You may be assigned an upgrade over the phone, or you might have to try again when you arrive. If you still strike out, you could try slipping the check in agent some cash, depending how much you really want that upgrade. As a last resort, be sure to come back the next day and point out any service failures you experienced.
Like hotels, staff at car rental agencies have some discretion when it comes to upgrading you, but it is best to take advantage of every possible technique to improve your chances. Again, make sure you join the company's loyalty program, and link your reservation to your account. With rental car companies like Avis and Budget, there are always many coupons available that offer upgrades, so look around and be sure to add the right code to your reservation. Another site I've loved is AutoSlash, which has saved me hundreds on car reservations over the last year.
Another way to get a free upgrade is simply to refuse the offers of a paid upgrade. For example, I frequently reserve the smallest car available when traveling in the United States. After declining repeated attempts to get me to pay for an upgrade, I am often handed the keys to a mid-size car as agencies rarely have any sub-compacts on their lot. This happens quite a bit at Enterprise, in fact. Finally, don't be afraid to refuse a rental car is it is old, damaged, or one that smells bad. Inform the staff that you are not satisfied, and place the burden on them to produce an acceptable car for the same price.
The days of airline staff giving out free upgrades is long gone, and don't believe anyone who tells you otherwise. Upgrades go first to those who pay for them, and then to those who have elite status in the airline's frequent flier program.
Nevertheless, there are a few exceptions. First, you can call the airline ahead of time and try to pay with a combination of cash and miles (but that's rarely a good deal). Another way to get upgraded is to use an upgrade certificate. These are offered to elite fliers, and sometimes to holders of the airline's co-branded credit card. Finally, gate agents can upgrade you at their discretion if there has been so-called "irregular operations." So if you had a flight cancelled, or were bumped from your scheduled flight, be sure to politely ask for an upgrade when you are being rebooked.
In practice, I've held mid-tier status with American Airlines for several years, and after the changes to their elite program, I'm rarely getting upgraded. I would say before the changes, I received about 50% of my upgrade requests, which was pretty good. The real story is that airlines have been more aggressive in their pricing of first class seats, and more seats are being sold, rather than given out for free as upgrades to elites.

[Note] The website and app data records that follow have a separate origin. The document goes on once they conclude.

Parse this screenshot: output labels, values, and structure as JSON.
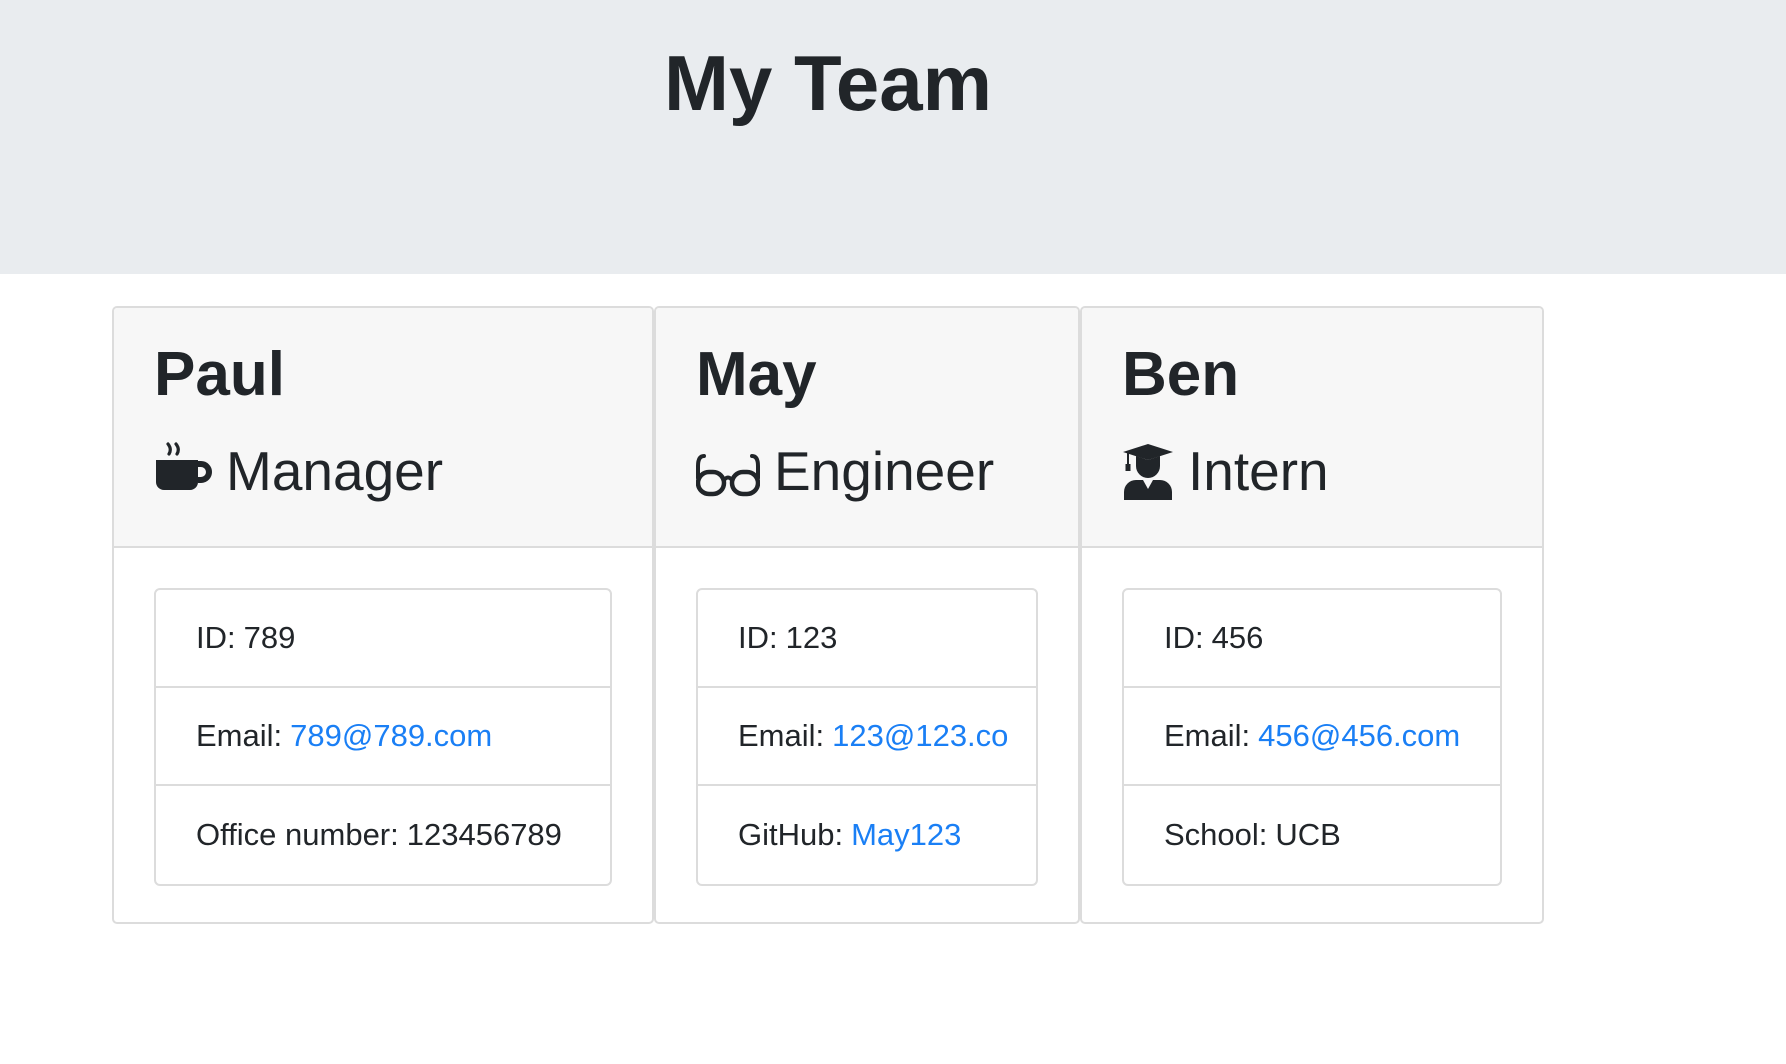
{
  "header": {
    "title": "My Team"
  },
  "cards": [
    {
      "name": "Paul",
      "role": "Manager",
      "role_icon": "coffee-mug-icon",
      "id_label": "ID:",
      "id": "789",
      "email_label": "Email:",
      "email": "789@789.com",
      "extra_label": "Office number:",
      "extra_value": "123456789"
    },
    {
      "name": "May",
      "role": "Engineer",
      "role_icon": "glasses-icon",
      "id_label": "ID:",
      "id": "123",
      "email_label": "Email:",
      "email": "123@123.co",
      "extra_label": "GitHub:",
      "extra_value": "May123"
    },
    {
      "name": "Ben",
      "role": "Intern",
      "role_icon": "graduate-icon",
      "id_label": "ID:",
      "id": "456",
      "email_label": "Email:",
      "email": "456@456.com",
      "extra_label": "School:",
      "extra_value": "UCB"
    }
  ],
  "colors": {
    "header_bg": "#e9ecef",
    "card_header_bg": "#f7f7f7",
    "link": "#1a7ff5",
    "text": "#212529"
  }
}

If you're really wanting to guarantee a seat up front, may I suggest a points or miles earning credit card?